Based on Human Resource Management (4th Edition) by Alan Price - published by Cengage
The 'Work-life Balance 2000' baseline study was conducted jointly by the Institute for Employment Research, University of Warwick and IFF Research was commissioned by the UK Department of Education and Employment (DfEE) to give baseline information for the department's work-life balance campaign (HRMGuide.co.uk, November 20 2000). It is representative of national provision of work-life balance arrangements in places of work which have five or more employees. The study consists of two surveys:
- a survey of employers responsible for 2,500 workplaces in Great Britain;
- a further survey of around 7500 employees.
The study concludes that there is a widespread demand from employees for the right to balance work and home life. It also reveals that businesses prefer to offer stress counselling for the personal consequences of long working hours (49 per cent) rather than provide assistance for childcare (9 per cent).
1 in 9 of full-time employees (including men with children) work more than 60 hours every week.
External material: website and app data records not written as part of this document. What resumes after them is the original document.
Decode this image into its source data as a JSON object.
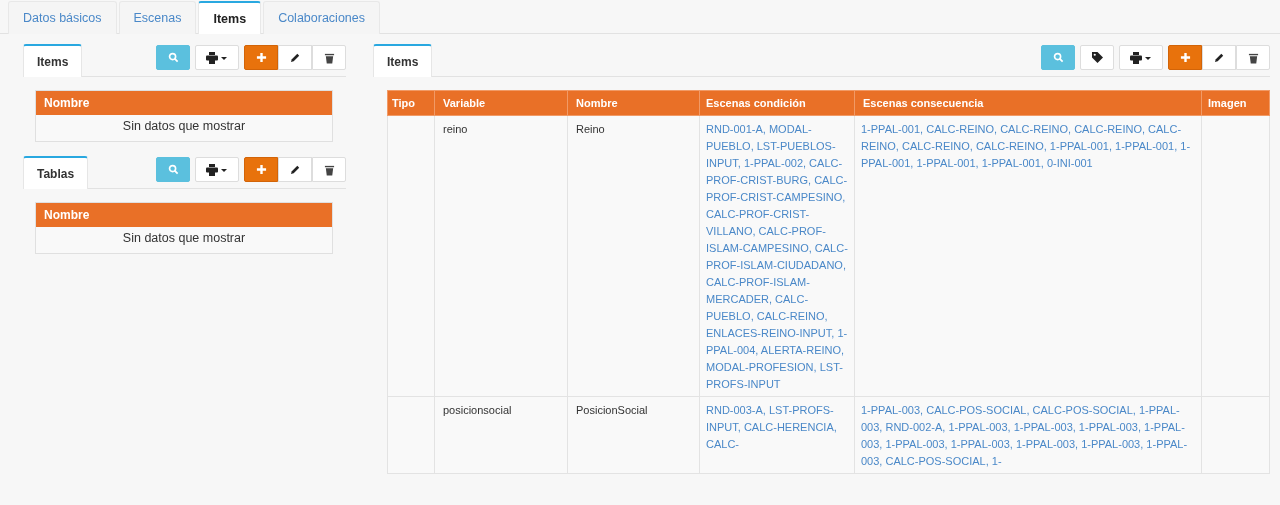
{
  "tabs": [
    {
      "label": "Datos básicos",
      "selected": false
    },
    {
      "label": "Escenas",
      "selected": false
    },
    {
      "label": "Items",
      "selected": true
    },
    {
      "label": "Colaboraciones",
      "selected": false
    }
  ],
  "left_panels": [
    {
      "tab": {
        "label": "Items",
        "selected": true
      },
      "toolbar": [
        {
          "kind": "search"
        },
        {
          "kind": "print"
        },
        {
          "kind": "add"
        },
        {
          "kind": "edit"
        },
        {
          "kind": "delete"
        }
      ],
      "table": {
        "columns": [
          "Nombre"
        ],
        "empty_message": "Sin datos que mostrar"
      }
    },
    {
      "tab": {
        "label": "Tablas",
        "selected": true
      },
      "toolbar": [
        {
          "kind": "search"
        },
        {
          "kind": "print"
        },
        {
          "kind": "add"
        },
        {
          "kind": "edit"
        },
        {
          "kind": "delete"
        }
      ],
      "table": {
        "columns": [
          "Nombre"
        ],
        "empty_message": "Sin datos que mostrar"
      }
    }
  ],
  "right_panel": {
    "tab": {
      "label": "Items",
      "selected": true
    },
    "toolbar": [
      {
        "kind": "search"
      },
      {
        "kind": "tag"
      },
      {
        "kind": "print"
      },
      {
        "kind": "add"
      },
      {
        "kind": "edit"
      },
      {
        "kind": "delete"
      }
    ],
    "table": {
      "columns": [
        "Tipo",
        "Variable",
        "Nombre",
        "Escenas condición",
        "Escenas consecuencia",
        "Imagen"
      ],
      "rows": [
        {
          "variable": "reino",
          "nombre": "Reino",
          "escenas_condicion": "RND-001-A, MODAL-PUEBLO, LST-PUEBLOS-INPUT, 1-PPAL-002, CALC-PROF-CRIST-BURG, CALC-PROF-CRIST-CAMPESINO, CALC-PROF-CRIST-VILLANO, CALC-PROF-ISLAM-CAMPESINO, CALC-PROF-ISLAM-CIUDADANO, CALC-PROF-ISLAM-MERCADER, CALC-PUEBLO, CALC-REINO, ENLACES-REINO-INPUT, 1-PPAL-004, ALERTA-REINO, MODAL-PROFESION, LST-PROFS-INPUT",
          "escenas_consecuencia": "1-PPAL-001, CALC-REINO, CALC-REINO, CALC-REINO, CALC-REINO, CALC-REINO, CALC-REINO, 1-PPAL-001, 1-PPAL-001, 1-PPAL-001, 1-PPAL-001, 1-PPAL-001, 0-INI-001"
        },
        {
          "variable": "posicionsocial",
          "nombre": "PosicionSocial",
          "escenas_condicion": "RND-003-A, LST-PROFS-INPUT, CALC-HERENCIA, CALC-",
          "escenas_consecuencia": "1-PPAL-003, CALC-POS-SOCIAL, CALC-POS-SOCIAL, 1-PPAL-003, RND-002-A, 1-PPAL-003, 1-PPAL-003, 1-PPAL-003, 1-PPAL-003, 1-PPAL-003, 1-PPAL-003, 1-PPAL-003, 1-PPAL-003, 1-PPAL-003, CALC-POS-SOCIAL, 1-"
        }
      ]
    }
  }
}
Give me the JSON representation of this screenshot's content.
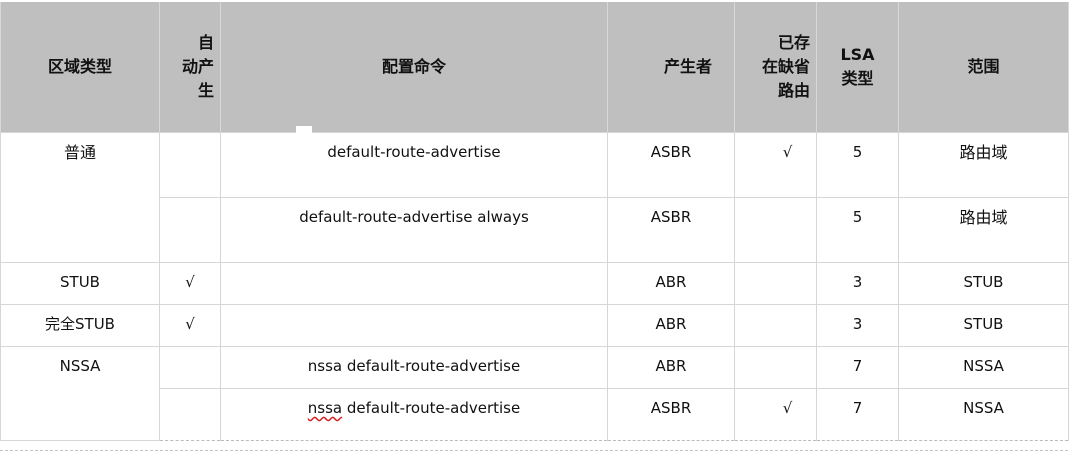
{
  "table": {
    "headers": {
      "area_type": "区域类型",
      "auto_gen_l1": "自",
      "auto_gen_l2": "动产",
      "auto_gen_l3": "生",
      "command": "配置命令",
      "producer": "产生者",
      "existing_default_l1": "已存",
      "existing_default_l2": "在缺省",
      "existing_default_l3": "路由",
      "lsa_type_l1": "LSA",
      "lsa_type_l2": "类型",
      "scope": "范围"
    },
    "rows": [
      {
        "area": "普通",
        "auto": "",
        "command": "default-route-advertise",
        "producer": "ASBR",
        "existing": "√",
        "lsa": "5",
        "scope": "路由域"
      },
      {
        "area": "",
        "auto": "",
        "command": "default-route-advertise always",
        "producer": "ASBR",
        "existing": "",
        "lsa": "5",
        "scope": "路由域"
      },
      {
        "area": "STUB",
        "auto": "√",
        "command": "",
        "producer": "ABR",
        "existing": "",
        "lsa": "3",
        "scope": "STUB"
      },
      {
        "area": "完全STUB",
        "auto": "√",
        "command": "",
        "producer": "ABR",
        "existing": "",
        "lsa": "3",
        "scope": "STUB"
      },
      {
        "area": "NSSA",
        "auto": "",
        "command": "nssa default-route-advertise",
        "producer": "ABR",
        "existing": "",
        "lsa": "7",
        "scope": "NSSA"
      },
      {
        "area": "",
        "auto": "",
        "command_part1": "nssa",
        "command_part2": " default-route-advertise",
        "producer": "ASBR",
        "existing": "√",
        "lsa": "7",
        "scope": "NSSA"
      }
    ]
  }
}
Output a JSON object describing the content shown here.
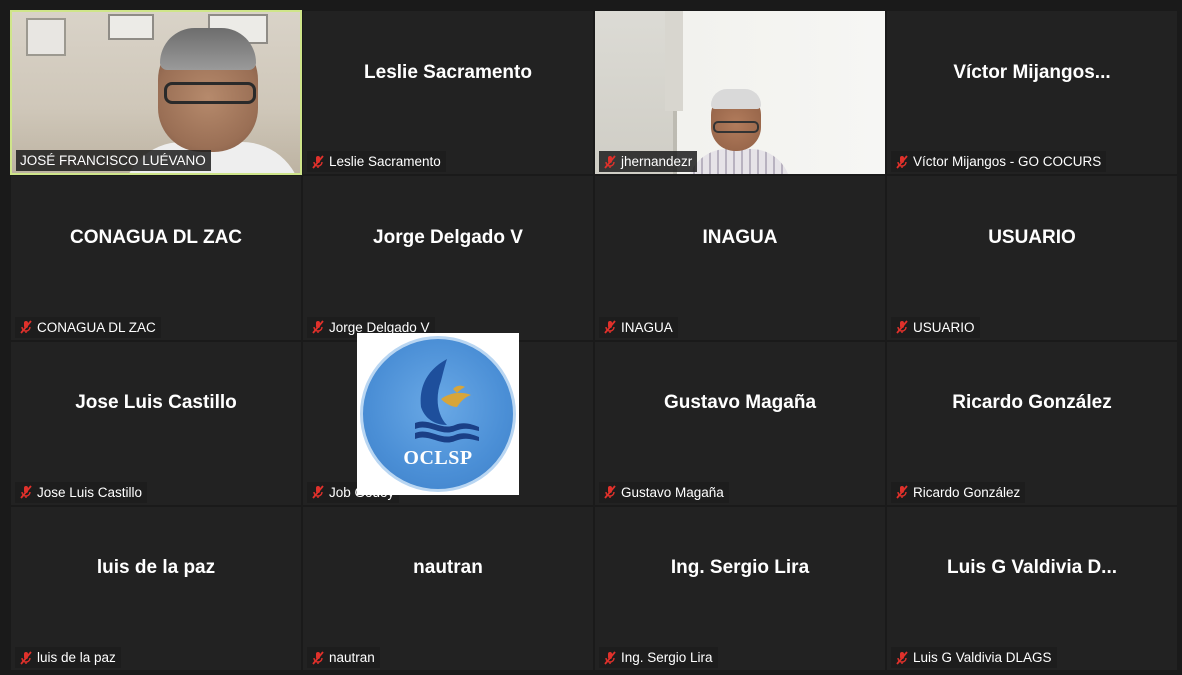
{
  "colors": {
    "background": "#1a1a1a",
    "tile": "#222222",
    "active_border": "#cfe58a",
    "muted_mic": "#e0312b"
  },
  "participants": [
    {
      "display_name": "",
      "label": "JOSÉ FRANCISCO LUÉVANO",
      "video": true,
      "muted": false,
      "active": true
    },
    {
      "display_name": "Leslie Sacramento",
      "label": "Leslie Sacramento",
      "video": false,
      "muted": true
    },
    {
      "display_name": "",
      "label": "jhernandezr",
      "video": true,
      "muted": true
    },
    {
      "display_name": "Víctor Mijangos...",
      "label": "Víctor Mijangos - GO COCURS",
      "video": false,
      "muted": true
    },
    {
      "display_name": "CONAGUA DL ZAC",
      "label": "CONAGUA DL ZAC",
      "video": false,
      "muted": true
    },
    {
      "display_name": "Jorge Delgado V",
      "label": "Jorge Delgado V",
      "video": false,
      "muted": true
    },
    {
      "display_name": "INAGUA",
      "label": "INAGUA",
      "video": false,
      "muted": true
    },
    {
      "display_name": "USUARIO",
      "label": "USUARIO",
      "video": false,
      "muted": true
    },
    {
      "display_name": "Jose Luis Castillo",
      "label": "Jose Luis Castillo",
      "video": false,
      "muted": true
    },
    {
      "display_name": "",
      "label": "Job Godoy",
      "video": false,
      "muted": true
    },
    {
      "display_name": "Gustavo Magaña",
      "label": "Gustavo Magaña",
      "video": false,
      "muted": true
    },
    {
      "display_name": "Ricardo González",
      "label": "Ricardo González",
      "video": false,
      "muted": true
    },
    {
      "display_name": "luis de la paz",
      "label": "luis de la paz",
      "video": false,
      "muted": true
    },
    {
      "display_name": "nautran",
      "label": "nautran",
      "video": false,
      "muted": true
    },
    {
      "display_name": "Ing. Sergio Lira",
      "label": "Ing. Sergio Lira",
      "video": false,
      "muted": true
    },
    {
      "display_name": "Luis G Valdivia D...",
      "label": "Luis G Valdivia DLAGS",
      "video": false,
      "muted": true
    }
  ],
  "logo_overlay": {
    "text": "OCLSP",
    "icon": "oclsp-logo-icon"
  }
}
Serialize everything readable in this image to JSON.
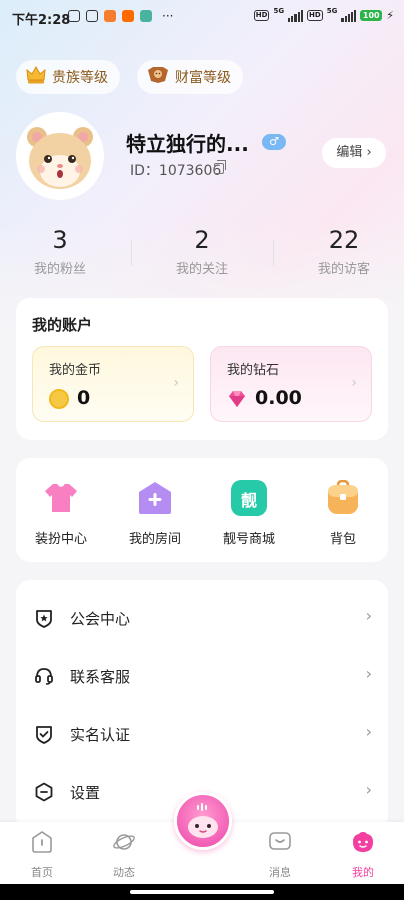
{
  "status_bar": {
    "time": "下午2:28",
    "signal1": "5G",
    "signal2": "5G",
    "hd1": "HD",
    "hd2": "HD",
    "battery": "100",
    "more": "···"
  },
  "levels": {
    "noble": "贵族等级",
    "wealth": "财富等级"
  },
  "profile": {
    "nickname": "特立独行的...",
    "gender_symbol": "♂",
    "id_label": "ID：",
    "id": "1073606",
    "edit": "编辑 ›"
  },
  "stats": [
    {
      "value": "3",
      "label": "我的粉丝"
    },
    {
      "value": "2",
      "label": "我的关注"
    },
    {
      "value": "22",
      "label": "我的访客"
    }
  ],
  "account": {
    "title": "我的账户",
    "coins_label": "我的金币",
    "coins_value": "0",
    "diamonds_label": "我的钻石",
    "diamonds_value": "0.00",
    "chevron": "›"
  },
  "grid": [
    {
      "label": "装扮中心",
      "icon": "shirt-icon",
      "color": "#f77fc2"
    },
    {
      "label": "我的房间",
      "icon": "house-plus-icon",
      "color": "#b58cf2"
    },
    {
      "label": "靓号商城",
      "icon": "liang-badge-icon",
      "color": "#26c9a8",
      "glyph": "靓"
    },
    {
      "label": "背包",
      "icon": "backpack-icon",
      "color": "#f7b35a"
    }
  ],
  "list": [
    {
      "label": "公会中心",
      "icon": "shield-star-icon"
    },
    {
      "label": "联系客服",
      "icon": "headset-icon"
    },
    {
      "label": "实名认证",
      "icon": "shield-check-icon"
    },
    {
      "label": "设置",
      "icon": "settings-icon"
    }
  ],
  "list_chevron": "›",
  "nav": [
    {
      "label": "首页",
      "icon": "home-icon"
    },
    {
      "label": "动态",
      "icon": "planet-icon"
    },
    {
      "label": "消息",
      "icon": "message-icon"
    },
    {
      "label": "我的",
      "icon": "profile-face-icon"
    }
  ],
  "colors": {
    "accent": "#f23fa0",
    "coin": "#f6c944",
    "diamond": "#f0509a"
  }
}
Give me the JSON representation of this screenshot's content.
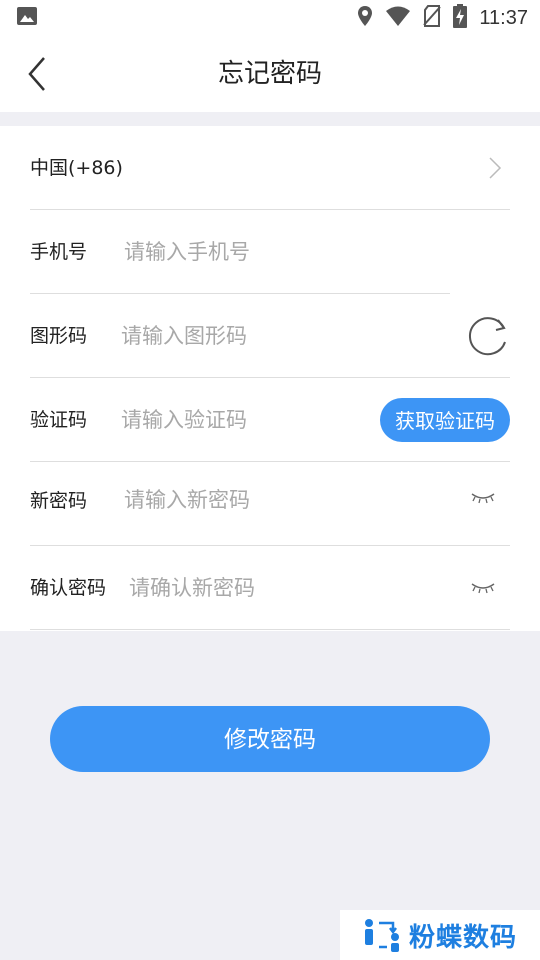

Two-thirds of male employees believe that part-time working would damage their career prospects. At the same there is a clear demand for greater flexibility - especially from fathers. In general, men seem to have a greater enthusiasm for working from home than do women. Virtually all the respondents to both surveys - employees and employers alike - agreed with the concept of work-life balance. But 1 in 8 of employees still worked Saturdays and Sundays and around 20 per cent of employees worked for 24-hour/7-day-week businesses.
Other conclusions of the study were:
- 80 per cent of workplaces had employees who worked more than their standard hours with 39 per cent doing so without extra pay;
- just 20 per cent of employers were fully aware of increased maternity leave rights and 24 per cent fully aware of new paternal leave rights;
- 25 per cent of entitled female employees took less than 18 weeks maternity leave;
- 55 per cent of employers consider it acceptable to allow staff to move from full-time to part-time work in some cases;
- 24 per cent of employees now work flexitime with 12 per cent working only during school terms
- 56 per cent of women preferred flexible working - for example, part-time or home-based - after a pregnancy to having a longer maternity leave period.